  • Two pairs and a spare!

  • Hope someone comes up with some recipes for you…fancy them all turning out to be pear trees…my fave is the little ‘spinky’ one!
    Alison xx

  • SFD

    Not for this season, but for next…

    When the tree starts to bud, place a branch inside an old wine or other glass bottle and affix it to the branch with string. The pear will grow inside the bottle. At the end of the season (or when pear appears ripe), cut branch and fill bottle with vodka or grappa or some other liquid. Very cool gift or conversation piece.

    Or, you know, you could just make jarred pears for the winter.

    • Stacey

      Jarred pears is what most of them will probably become. I like the idea of the bottles though. We will have to try that with the biggest tree next year.

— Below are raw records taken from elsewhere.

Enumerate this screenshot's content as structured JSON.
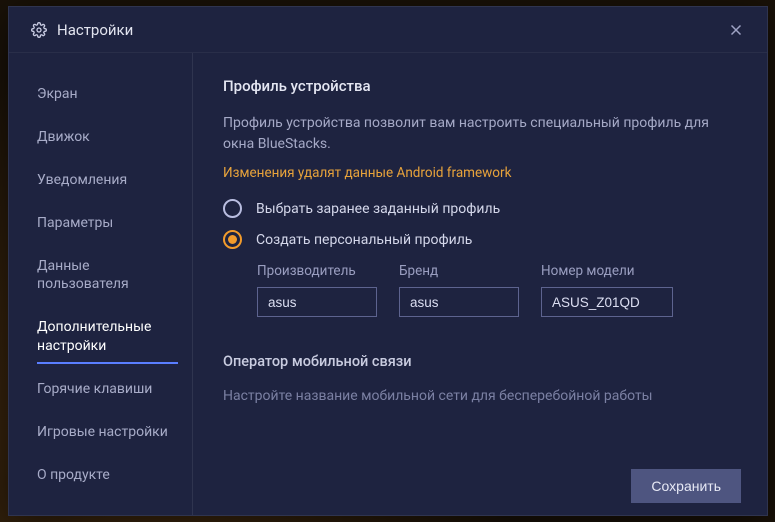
{
  "header": {
    "title": "Настройки"
  },
  "sidebar": {
    "items": [
      {
        "label": "Экран"
      },
      {
        "label": "Движок"
      },
      {
        "label": "Уведомления"
      },
      {
        "label": "Параметры"
      },
      {
        "label": "Данные пользователя"
      },
      {
        "label": "Дополнительные настройки",
        "active": true
      },
      {
        "label": "Горячие клавиши"
      },
      {
        "label": "Игровые настройки"
      },
      {
        "label": "О продукте"
      }
    ]
  },
  "content": {
    "device_profile": {
      "title": "Профиль устройства",
      "description": "Профиль устройства позволит вам настроить специальный профиль для окна BlueStacks.",
      "warning": "Изменения удалят данные Android framework",
      "options": {
        "predefined_label": "Выбрать заранее заданный профиль",
        "custom_label": "Создать персональный профиль",
        "selected": "custom"
      },
      "fields": {
        "manufacturer_label": "Производитель",
        "manufacturer_value": "asus",
        "brand_label": "Бренд",
        "brand_value": "asus",
        "model_label": "Номер модели",
        "model_value": "ASUS_Z01QD"
      }
    },
    "mobile_operator": {
      "title": "Оператор мобильной связи",
      "description": "Настройте название мобильной сети для бесперебойной работы"
    }
  },
  "actions": {
    "save_label": "Сохранить"
  }
}
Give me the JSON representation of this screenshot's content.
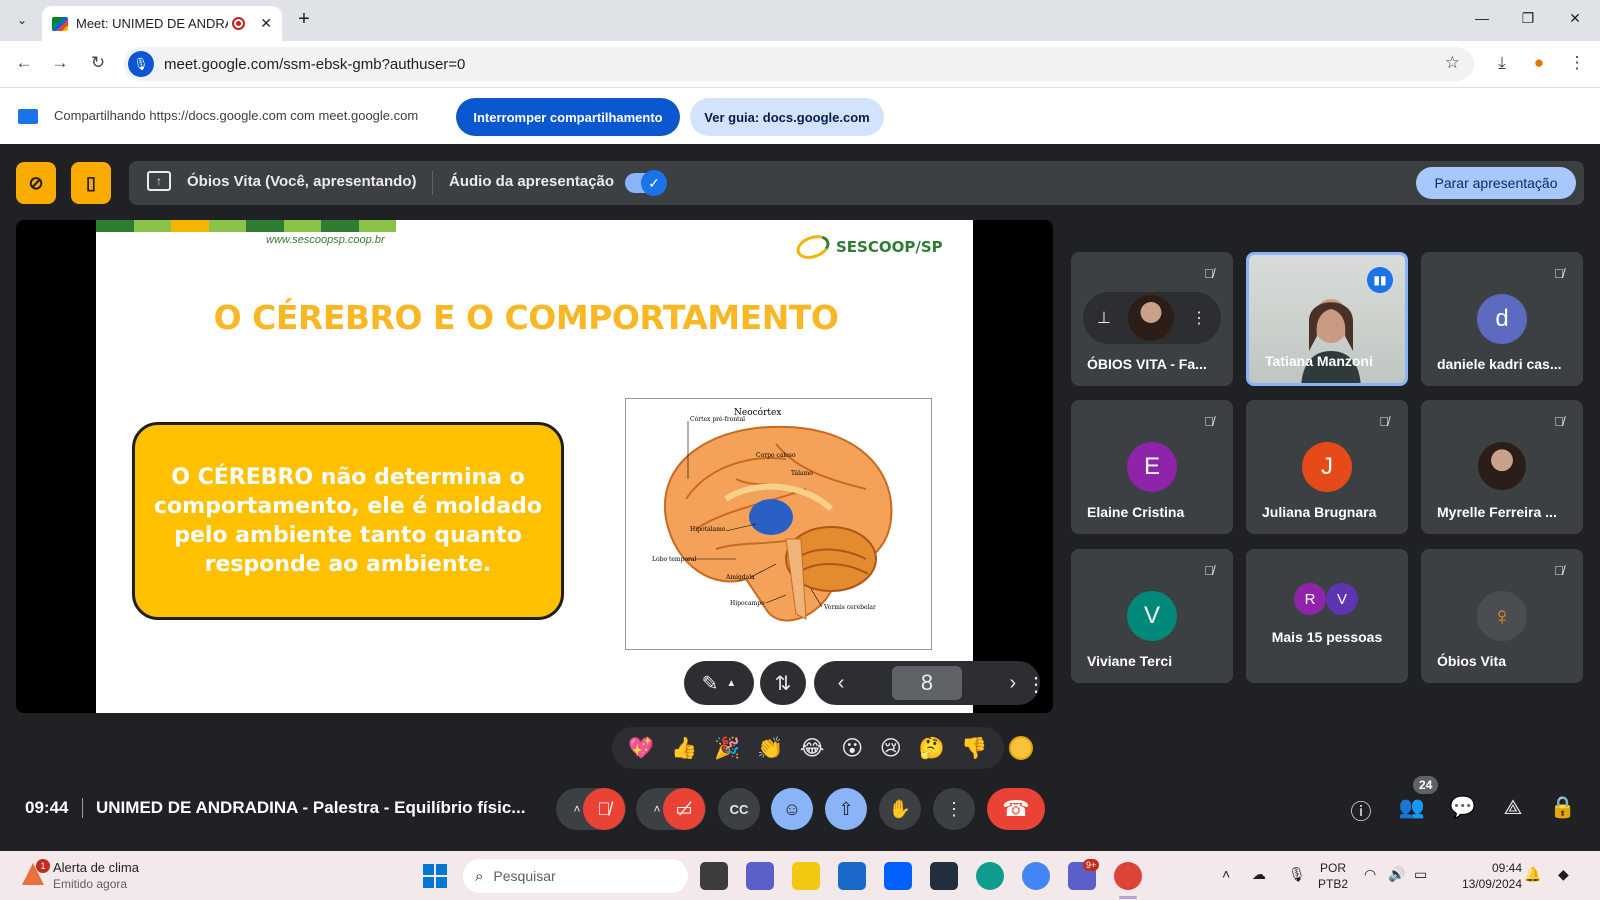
{
  "browser": {
    "tab_title": "Meet: UNIMED DE ANDRAD",
    "new_tab": "+",
    "tab_close": "✕",
    "url": "meet.google.com/ssm-ebsk-gmb?authuser=0",
    "window_controls": {
      "minimize": "—",
      "restore": "❐",
      "close": "✕"
    },
    "nav": {
      "back": "←",
      "forward": "→",
      "reload": "↻"
    },
    "toolbar_icons": {
      "star": "☆",
      "download": "⤓",
      "extension": "●",
      "menu": "⋮"
    }
  },
  "infobar": {
    "text": "Compartilhando https://docs.google.com com meet.google.com",
    "stop_button": "Interromper compartilhamento",
    "guide_button": "Ver guia: docs.google.com"
  },
  "presenter_bar": {
    "title": "Óbios Vita (Você, apresentando)",
    "audio_label": "Áudio da apresentação",
    "audio_on": true,
    "stop_button": "Parar apresentação"
  },
  "slide": {
    "url": "www.sescoopsp.coop.br",
    "logo_text": "SESCOOP/SP",
    "title": "O CÉREBRO E O COMPORTAMENTO",
    "box_text": "O CÉREBRO não determina o comportamento, ele é moldado pelo ambiente tanto quanto responde ao ambiente.",
    "figure_labels": {
      "neocortex": "Neocórtex",
      "cortex_prefrontal": "Córtex pré-frontal",
      "corpo_caloso": "Corpo caloso",
      "talamo": "Tálamo",
      "hipotalamo": "Hipotálamo",
      "lobo_temporal": "Lobo temporal",
      "amigdala": "Amígdala",
      "hipocampo": "Hipocampo",
      "vermis": "Vermis cerebelar"
    },
    "page_number": "8"
  },
  "participants": [
    {
      "name": "ÓBIOS VITA - Fa...",
      "muted": true,
      "type": "pinned-photo"
    },
    {
      "name": "Tatiana Manzoni",
      "muted": false,
      "type": "video"
    },
    {
      "name": "daniele kadri cas...",
      "muted": true,
      "initial": "d",
      "color": "#5c6bc0"
    },
    {
      "name": "Elaine Cristina",
      "muted": true,
      "initial": "E",
      "color": "#8e24aa"
    },
    {
      "name": "Juliana Brugnara",
      "muted": true,
      "initial": "J",
      "color": "#e64a19"
    },
    {
      "name": "Myrelle Ferreira ...",
      "muted": true,
      "type": "photo"
    },
    {
      "name": "Viviane Terci",
      "muted": true,
      "initial": "V",
      "color": "#00897b"
    },
    {
      "name": "Mais 15 pessoas",
      "initials": [
        "R",
        "V"
      ],
      "colors": [
        "#8e24aa",
        "#5e35b1"
      ]
    },
    {
      "name": "Óbios Vita",
      "muted": true,
      "type": "logo"
    }
  ],
  "reactions": [
    "💖",
    "👍",
    "🎉",
    "👏",
    "😂",
    "😮",
    "😢",
    "🤔",
    "👎"
  ],
  "bottom_bar": {
    "time": "09:44",
    "meeting_title": "UNIMED DE ANDRADINA - Palestra - Equilíbrio físic...",
    "people_count": "24"
  },
  "taskbar": {
    "weather_title": "Alerta de clima",
    "weather_sub": "Emitido agora",
    "weather_badge": "1",
    "search_placeholder": "Pesquisar",
    "lang_top": "POR",
    "lang_bottom": "PTB2",
    "clock_time": "09:44",
    "clock_date": "13/09/2024",
    "teams_badge": "9+"
  }
}
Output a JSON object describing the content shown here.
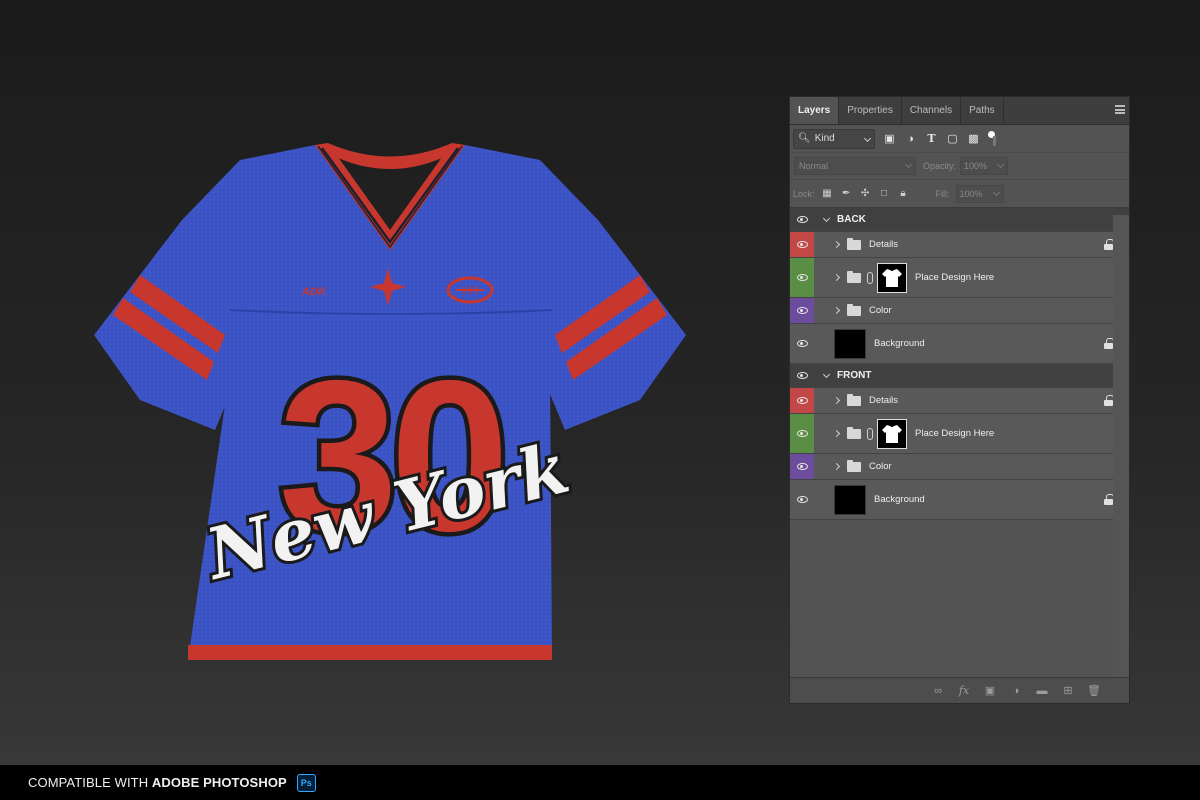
{
  "jersey": {
    "number": "30",
    "script_text": "New York",
    "crest_text": "ADK",
    "colors": {
      "body": "#3d55c6",
      "accent": "#c8372e",
      "stripe_dark": "#1f1f2e",
      "script_fill": "#f2f2f2"
    }
  },
  "panel": {
    "tabs": [
      "Layers",
      "Properties",
      "Channels",
      "Paths"
    ],
    "active_tab": "Layers",
    "filter": {
      "label": "Kind",
      "icons": [
        "image-filter-icon",
        "adjustment-filter-icon",
        "type-filter-icon",
        "shape-filter-icon",
        "smart-object-filter-icon"
      ]
    },
    "blend_mode": "Normal",
    "opacity_label": "Opacity:",
    "opacity_value": "100%",
    "lock_label": "Lock:",
    "fill_label": "Fill:",
    "fill_value": "100%",
    "groups": [
      {
        "name": "BACK",
        "layers": [
          {
            "name": "Details",
            "type": "folder",
            "color": "red",
            "locked": true
          },
          {
            "name": "Place Design Here",
            "type": "smart",
            "color": "green",
            "locked": false
          },
          {
            "name": "Color",
            "type": "folder",
            "color": "purple",
            "locked": false
          },
          {
            "name": "Background",
            "type": "bg",
            "color": "none",
            "locked": true
          }
        ]
      },
      {
        "name": "FRONT",
        "layers": [
          {
            "name": "Details",
            "type": "folder",
            "color": "red",
            "locked": true
          },
          {
            "name": "Place Design Here",
            "type": "smart",
            "color": "green",
            "locked": false
          },
          {
            "name": "Color",
            "type": "folder",
            "color": "purple",
            "locked": false
          },
          {
            "name": "Background",
            "type": "bg",
            "color": "none",
            "locked": true
          }
        ]
      }
    ],
    "bottom_icons": [
      "link-layers-icon",
      "fx-icon",
      "add-mask-icon",
      "adjustment-layer-icon",
      "new-group-icon",
      "new-layer-icon",
      "delete-icon"
    ]
  },
  "footer": {
    "prefix": "COMPATIBLE WITH ",
    "app": "ADOBE PHOTOSHOP",
    "badge": "Ps"
  }
}
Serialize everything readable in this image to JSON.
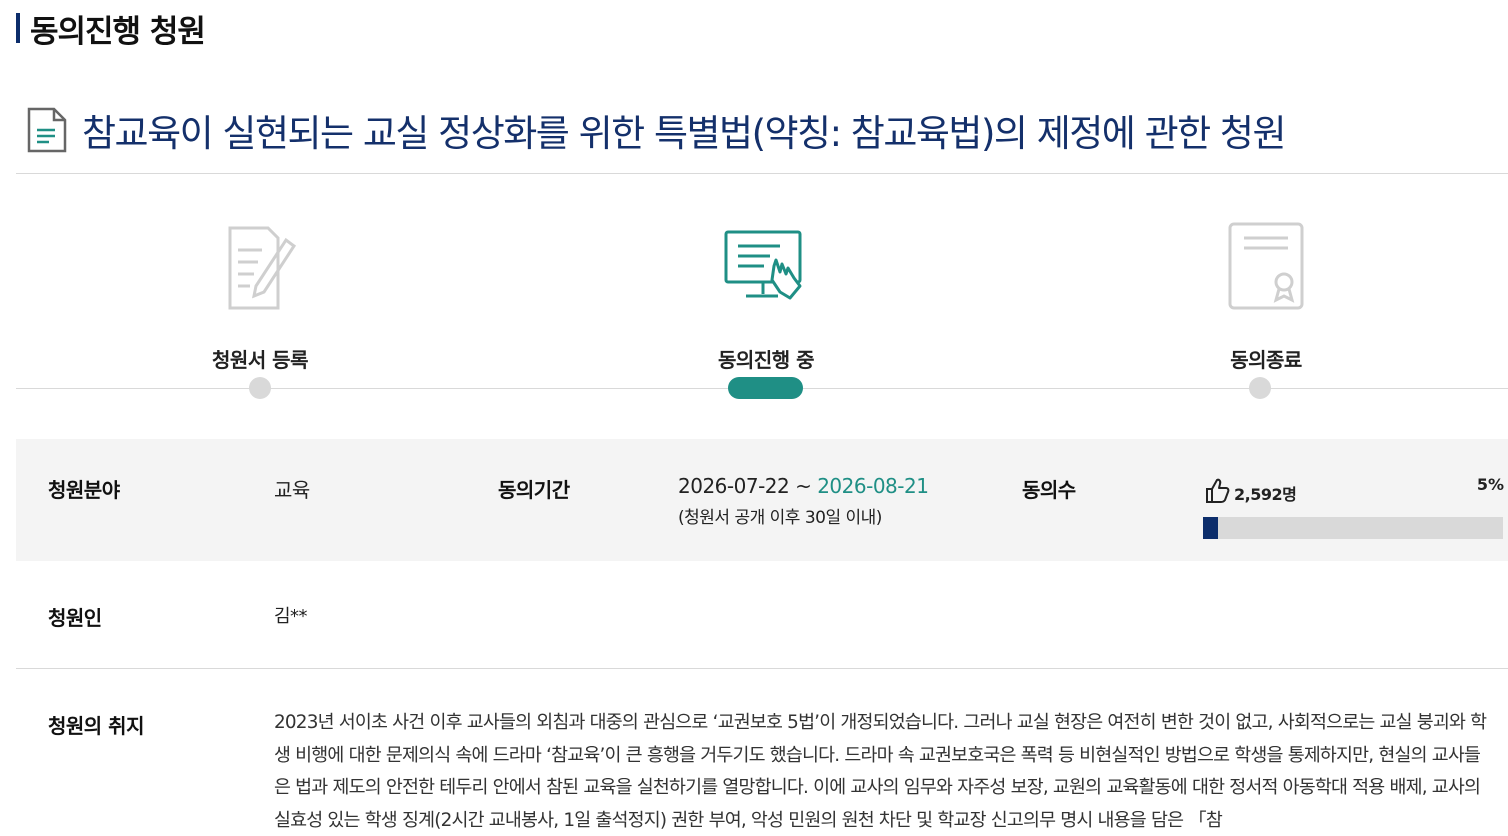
{
  "section": {
    "title": "동의진행 청원"
  },
  "petition": {
    "title": "참교육이 실현되는 교실 정상화를 위한 특별법(약칭: 참교육법)의 제정에 관한 청원"
  },
  "steps": [
    {
      "label": "청원서 등록",
      "icon": "document-edit-icon"
    },
    {
      "label": "동의진행 중",
      "icon": "monitor-click-icon",
      "active": true
    },
    {
      "label": "동의종료",
      "icon": "certificate-icon"
    }
  ],
  "info": {
    "field_label": "청원분야",
    "field_value": "교육",
    "period_label": "동의기간",
    "period_start": "2026-07-22 ~ ",
    "period_end": "2026-08-21",
    "period_note": "(청원서 공개 이후 30일 이내)",
    "count_label": "동의수",
    "count_value": "2,592명",
    "percent_text": "5%",
    "progress_fraction": 0.05,
    "petitioner_label": "청원인",
    "petitioner_value": "김**"
  },
  "purpose": {
    "label": "청원의 취지",
    "text": "2023년 서이초 사건 이후 교사들의 외침과 대중의 관심으로 ‘교권보호 5법’이 개정되었습니다. 그러나 교실 현장은 여전히 변한 것이 없고, 사회적으로는 교실 붕괴와 학생 비행에 대한 문제의식 속에 드라마 ‘참교육’이 큰 흥행을 거두기도 했습니다. 드라마 속 교권보호국은 폭력 등 비현실적인 방법으로 학생을 통제하지만, 현실의 교사들은 법과 제도의 안전한 테두리 안에서 참된 교육을 실천하기를 열망합니다. 이에 교사의 임무와 자주성 보장, 교원의 교육활동에 대한 정서적 아동학대 적용 배제, 교사의 실효성 있는 학생 징계(2시간 교내봉사, 1일 출석정지) 권한 부여, 악성 민원의 원천 차단 및 학교장 신고의무 명시 내용을 담은 「참"
  },
  "colors": {
    "navy": "#0c2d6b",
    "teal": "#1f8f85",
    "title": "#14306b",
    "gray": "#d9d9d9",
    "band": "#f4f4f4"
  }
}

  • Waiting for recipes, too! We have tons of pears as well. Our trees seem to bear heavily every other year; don’t know if that’s typical or not.
    We have six fruit trees: a meyer lemon, a plum, two apples and two pears.
    Rinda

    • Stacey

      We have a couple plum trees but they are not producing fruit yet. We have a couple really ancient apple trees, one of them really needs to be removed, and an old peach tree that still puts out 10-12 peaches every year, though the local wildlife gets them before we do.

  • Mel

    I am SO far behind, ack! Hello, stranger :)

    OK, first up, so sorry to hear about the house tribulations xx

    Pears? I totally love the spindly little guy! I’d say pear chutney would go really well with that yummy cheese bread you made the other day. A slice or two of that, some cold meat and a dollop of chutney? Mmmmm!

    But I’ve never made pear chutney, so I’m kinda lacking in recipes, sorry….

    I *love* SFD’s suggestion above!

    • Stacey

      Hey! Hope you are enjoying your California stay! Chutney was the first thing that came to mind but there are so many recipes out there on the web for it I’m not sure how to choose. You never can tell what’s good.

  • First off, canning in simple syrup – check the Ball Blue Book (library may have a copy).
    Same recipe, but add a stick of cinnamon while making the simple syrup.
    Also pear jam and pear chutney; again, try the Blue Book or Joy of Cooking for recipes.
    And of course, good old munching out of hand!

  • Oh my gosh, that last little tree bent over with pears- I really love it. You could send some to me. I’d totally eat them.